The Hidden History of the Historic Fundamentalists, 1933-1948, Reconsidering the Historic Fundamentalists’ Response to the Upheavals, Hardships, and Horrors of the 1930s and 1940s by Jim Owen

Jim Owen, former Associate Professor of History at The Master’s College, believes that historic fundamentalists, especially dispensationalists, have been unfairly portrayed by historians (including many evangelicals). These historians see “historic fundamentalists…as theologically ‘challenged’, politically indifferent, socially uncaring, and economically only one small step above a Social Darwinian Neanderthal” (p. xv).  Owen writes this massive tome to set the record straight, specifically by “redress[ing] the misinformation” and demonstrating that an “important segment of historic fundamentalism was vigorously active in seeking to help alleviate the distress and poverty that attended the Great Depression” (p. xxiv).  Additionally, “Historians must be questioned as to why they have allowed this important segment of historic fundamentalist’s history to be ignored, denied, misinterpreted, reinterpreted or downplayed so that the contribution they did make is never given due consideration” (p. xxiv).  Owen’s goal is to prove that “the infamous fundamentalist siege mentality with its supposed indifference toward things…

Why Social Justice is Not Biblical Justice, An Urgent Appeal to Fellow Christians in a Time of Social Crisis by Scott David Allen

Scott Allen is president of the Disciple Nations Alliance which exists “to equip the church to rise to her full potential as God’s principal agent in restoring, healing and blessing broken nations” (p. 250).  Allen’s goal is to demonstrate that social justice, or what he terms “ideological social justice,” (pp. 3-4, 38, 43-44) is not the same thing that Scripture describes as justice.  It is important, the author maintains, that we use the same dictionary if we are going to be able to communicate (p. 1) and, unfortunately when it comes to social justice, that is often not the case.  The author describes biblical justice as living out the Ten Commandments in our everyday relationships (pp. 23-24), while ideological social justice “is based on the belief of dominant groups who create systems and structures which marginalize others and promote their own interests” (p. 38).  (A helpful chart outlining numerous contrasts…

Social Justice: Modern Roots and Promoters

(Volume 25, Issue 1, February 2019/March 2019) As we attempt to evaluate the social justice movement,[1] especially in light of the debates within evangelicalism surrounding the publication of The Statement on Social Justice and the Gospel, it would be helpful to trace its roots.  The emphasis on social justice that is now all but omnipresent within Christianity did not appear out of thin air; there are predecessors and forerunners who have paved the way for comingling of the biblical gospel with a social agenda producing a hybrid gospel and mission for the church.  In two earlier TOTT papers, “The Social Gospel” Parts 1&2,[2] the development of the 19th century Social Gospel movement which led to theological liberalism was detailed.

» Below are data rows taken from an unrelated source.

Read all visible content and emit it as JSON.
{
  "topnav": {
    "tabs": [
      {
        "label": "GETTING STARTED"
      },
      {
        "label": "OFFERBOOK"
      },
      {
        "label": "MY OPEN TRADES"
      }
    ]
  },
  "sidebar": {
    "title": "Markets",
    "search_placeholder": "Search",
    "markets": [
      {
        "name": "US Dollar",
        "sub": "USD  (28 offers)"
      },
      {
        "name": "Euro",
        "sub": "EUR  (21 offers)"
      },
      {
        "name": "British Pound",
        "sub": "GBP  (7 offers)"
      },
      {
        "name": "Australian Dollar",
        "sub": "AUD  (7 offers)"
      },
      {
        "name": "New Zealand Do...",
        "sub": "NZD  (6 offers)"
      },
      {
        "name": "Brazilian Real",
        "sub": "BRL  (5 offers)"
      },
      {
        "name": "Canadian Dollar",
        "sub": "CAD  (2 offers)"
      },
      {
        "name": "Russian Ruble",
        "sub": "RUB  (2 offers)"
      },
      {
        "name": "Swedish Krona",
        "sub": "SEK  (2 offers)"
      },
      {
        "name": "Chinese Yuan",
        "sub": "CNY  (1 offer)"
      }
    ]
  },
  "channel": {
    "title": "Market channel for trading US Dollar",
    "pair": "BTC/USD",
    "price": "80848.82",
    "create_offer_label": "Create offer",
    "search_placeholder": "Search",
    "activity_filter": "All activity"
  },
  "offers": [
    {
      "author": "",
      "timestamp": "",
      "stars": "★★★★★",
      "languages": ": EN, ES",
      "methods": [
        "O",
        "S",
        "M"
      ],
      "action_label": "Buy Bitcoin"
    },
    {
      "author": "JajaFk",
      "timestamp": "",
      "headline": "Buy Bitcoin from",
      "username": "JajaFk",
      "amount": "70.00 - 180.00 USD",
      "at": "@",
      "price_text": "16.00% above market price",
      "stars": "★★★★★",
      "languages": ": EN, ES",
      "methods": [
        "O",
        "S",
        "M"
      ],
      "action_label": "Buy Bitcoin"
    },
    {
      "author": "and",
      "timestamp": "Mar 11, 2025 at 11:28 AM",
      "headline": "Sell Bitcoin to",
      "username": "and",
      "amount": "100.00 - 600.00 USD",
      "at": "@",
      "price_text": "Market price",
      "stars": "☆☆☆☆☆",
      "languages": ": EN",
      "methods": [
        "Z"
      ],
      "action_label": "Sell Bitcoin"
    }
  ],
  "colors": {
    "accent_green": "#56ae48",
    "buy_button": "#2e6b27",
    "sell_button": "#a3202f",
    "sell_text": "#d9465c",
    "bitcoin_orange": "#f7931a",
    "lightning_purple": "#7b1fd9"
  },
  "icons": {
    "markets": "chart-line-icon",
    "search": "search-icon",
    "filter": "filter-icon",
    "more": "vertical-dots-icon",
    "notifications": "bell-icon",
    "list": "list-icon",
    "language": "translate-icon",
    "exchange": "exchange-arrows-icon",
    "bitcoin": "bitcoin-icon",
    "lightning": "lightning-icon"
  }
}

In those articles, it was documented that German rationalism, higher criticism, Enlightenment and Romanticist thought were interlaced and embraced by first European and later American Protestantism. When the dust had settled,…

Social Justice

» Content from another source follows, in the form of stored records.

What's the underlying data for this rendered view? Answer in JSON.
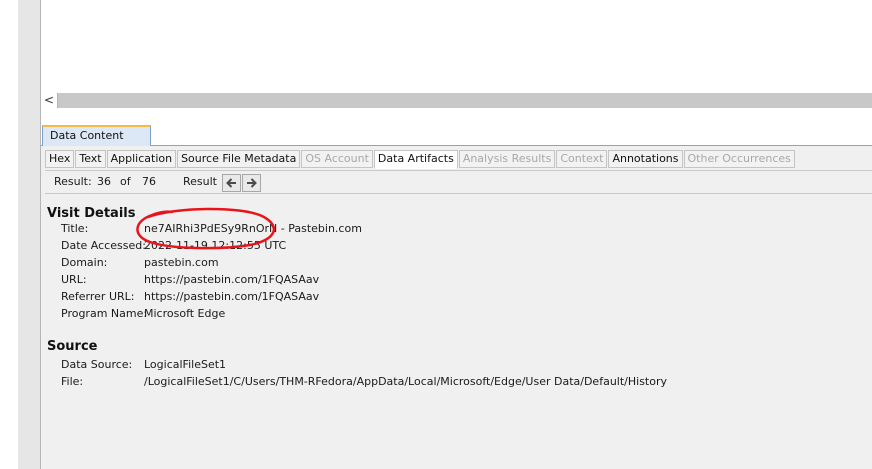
{
  "top_pane": {
    "scroll_left_glyph": "<"
  },
  "outer_tab": {
    "label": "Data Content"
  },
  "subtabs": [
    {
      "label": "Hex",
      "enabled": true
    },
    {
      "label": "Text",
      "enabled": true
    },
    {
      "label": "Application",
      "enabled": true
    },
    {
      "label": "Source File Metadata",
      "enabled": true
    },
    {
      "label": "OS Account",
      "enabled": false
    },
    {
      "label": "Data Artifacts",
      "enabled": true,
      "active": true
    },
    {
      "label": "Analysis Results",
      "enabled": false
    },
    {
      "label": "Context",
      "enabled": false
    },
    {
      "label": "Annotations",
      "enabled": true
    },
    {
      "label": "Other Occurrences",
      "enabled": false
    }
  ],
  "toolbar": {
    "result_label": "Result:",
    "current": "36",
    "of_label": "of",
    "total": "76",
    "result_nav_label": "Result",
    "prev_icon": "arrow-left-icon",
    "next_icon": "arrow-right-icon"
  },
  "visit_details": {
    "title": "Visit Details",
    "rows": [
      {
        "label": "Title:",
        "value": "ne7AIRhi3PdESy9RnOrN - Pastebin.com"
      },
      {
        "label": "Date Accessed:",
        "value": "2022-11-19 12:12:55 UTC"
      },
      {
        "label": "Domain:",
        "value": "pastebin.com"
      },
      {
        "label": "URL:",
        "value": "https://pastebin.com/1FQASAav"
      },
      {
        "label": "Referrer URL:",
        "value": "https://pastebin.com/1FQASAav"
      },
      {
        "label": "Program Name:",
        "value": "Microsoft Edge"
      }
    ]
  },
  "source": {
    "title": "Source",
    "rows": [
      {
        "label": "Data Source:",
        "value": "LogicalFileSet1"
      },
      {
        "label": "File:",
        "value": "/LogicalFileSet1/C/Users/THM-RFedora/AppData/Local/Microsoft/Edge/User Data/Default/History"
      }
    ]
  },
  "colors": {
    "annotation": "#e8141b",
    "tab_accent": "#f7b940",
    "panel_bg": "#f0f0f0"
  }
}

(Volume 24, Issue 6, December 2018/January 2019) Of the hot-button issues circulating right now, in both society and the church, nothing has drawn more interest and debate than social justice. In society at large much unrest and controversy is evident particularly in regards to three areas.  First, there are the interrelation concerns, expressed most clearly in the #MeToo movement, which is an effort directed at the alleviation of sexual harassment and assault, primarily targeting women. Next are the debates involving human sexuality, especially LGBTQ items.  Finally, matters of race and ethnicity have surged afresh in recent years.  As these concerns filter down to the church, to a certain extent the response of God’s people is clear. The Scriptures powerfully condemn all forms of immorality, sexual misconduct, and abuse.  Sadly, the church has not been totally spared the accusations of sexual misconduct, with a number of high profile leaders recently being…